Your instructions
Leave out the pictures and copy everything else in the records exactly.

Input for this task
%%

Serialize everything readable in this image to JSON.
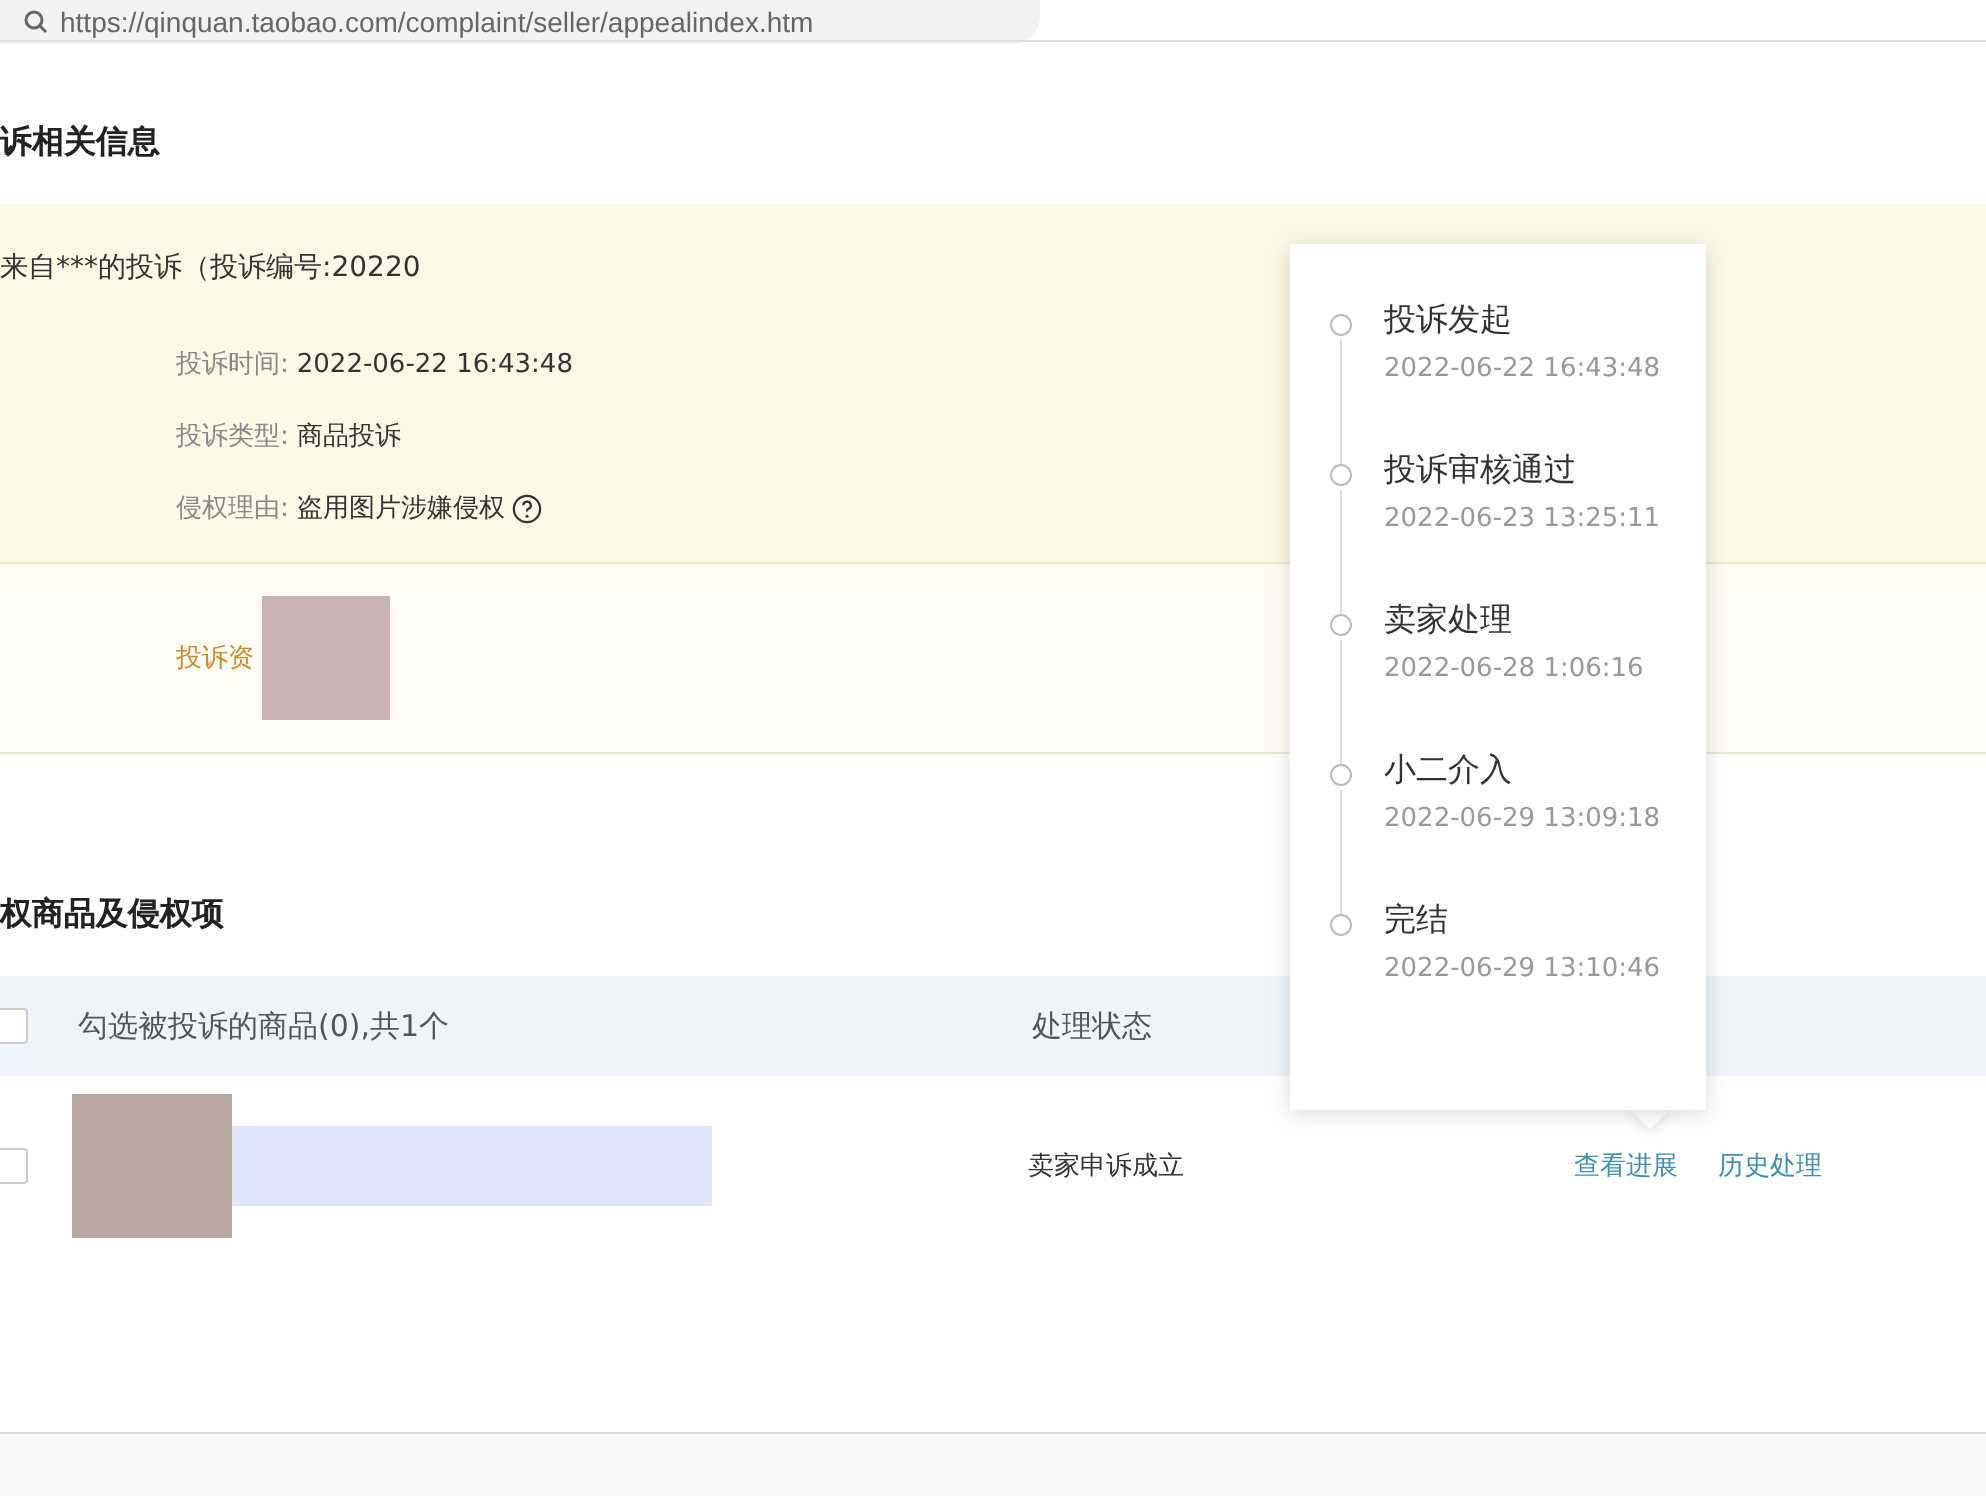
{
  "address_bar": {
    "url": "https://qinquan.taobao.com/complaint/seller/appealindex.htm"
  },
  "complaint_info": {
    "title": "诉相关信息",
    "heading": "来自***的投诉（投诉编号:20220",
    "fields": [
      {
        "label": "投诉时间:",
        "value": "2022-06-22 16:43:48",
        "help": false
      },
      {
        "label": "投诉类型:",
        "value": "商品投诉",
        "help": false
      },
      {
        "label": "侵权理由:",
        "value": "盗用图片涉嫌侵权",
        "help": true
      }
    ],
    "qualification_label": "投诉资"
  },
  "timeline": [
    {
      "label": "投诉发起",
      "time": "2022-06-22 16:43:48"
    },
    {
      "label": "投诉审核通过",
      "time": "2022-06-23 13:25:11"
    },
    {
      "label": "卖家处理",
      "time": "2022-06-28 1:06:16"
    },
    {
      "label": "小二介入",
      "time": "2022-06-29 13:09:18"
    },
    {
      "label": "完结",
      "time": "2022-06-29 13:10:46"
    }
  ],
  "goods": {
    "title": "权商品及侵权项",
    "header": {
      "checked": false,
      "select_label": "勾选被投诉的商品(0),共1个",
      "status_label": "处理状态"
    },
    "rows": [
      {
        "checked": false,
        "status": "卖家申诉成立",
        "actions": [
          "查看进展",
          "历史处理"
        ]
      }
    ]
  }
}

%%

Exercise answer
Serialize everything readable in this image to JSON.
{
  "address_bar": {
    "url": "https://qinquan.taobao.com/complaint/seller/appealindex.htm"
  },
  "complaint_info": {
    "title": "诉相关信息",
    "heading": "来自***的投诉（投诉编号:20220",
    "fields": [
      {
        "label": "投诉时间:",
        "value": "2022-06-22 16:43:48",
        "help": false
      },
      {
        "label": "投诉类型:",
        "value": "商品投诉",
        "help": false
      },
      {
        "label": "侵权理由:",
        "value": "盗用图片涉嫌侵权",
        "help": true
      }
    ],
    "qualification_label": "投诉资"
  },
  "timeline": [
    {
      "label": "投诉发起",
      "time": "2022-06-22 16:43:48"
    },
    {
      "label": "投诉审核通过",
      "time": "2022-06-23 13:25:11"
    },
    {
      "label": "卖家处理",
      "time": "2022-06-28 1:06:16"
    },
    {
      "label": "小二介入",
      "time": "2022-06-29 13:09:18"
    },
    {
      "label": "完结",
      "time": "2022-06-29 13:10:46"
    }
  ],
  "goods": {
    "title": "权商品及侵权项",
    "header": {
      "checked": false,
      "select_label": "勾选被投诉的商品(0),共1个",
      "status_label": "处理状态"
    },
    "rows": [
      {
        "checked": false,
        "status": "卖家申诉成立",
        "actions": [
          "查看进展",
          "历史处理"
        ]
      }
    ]
  }
}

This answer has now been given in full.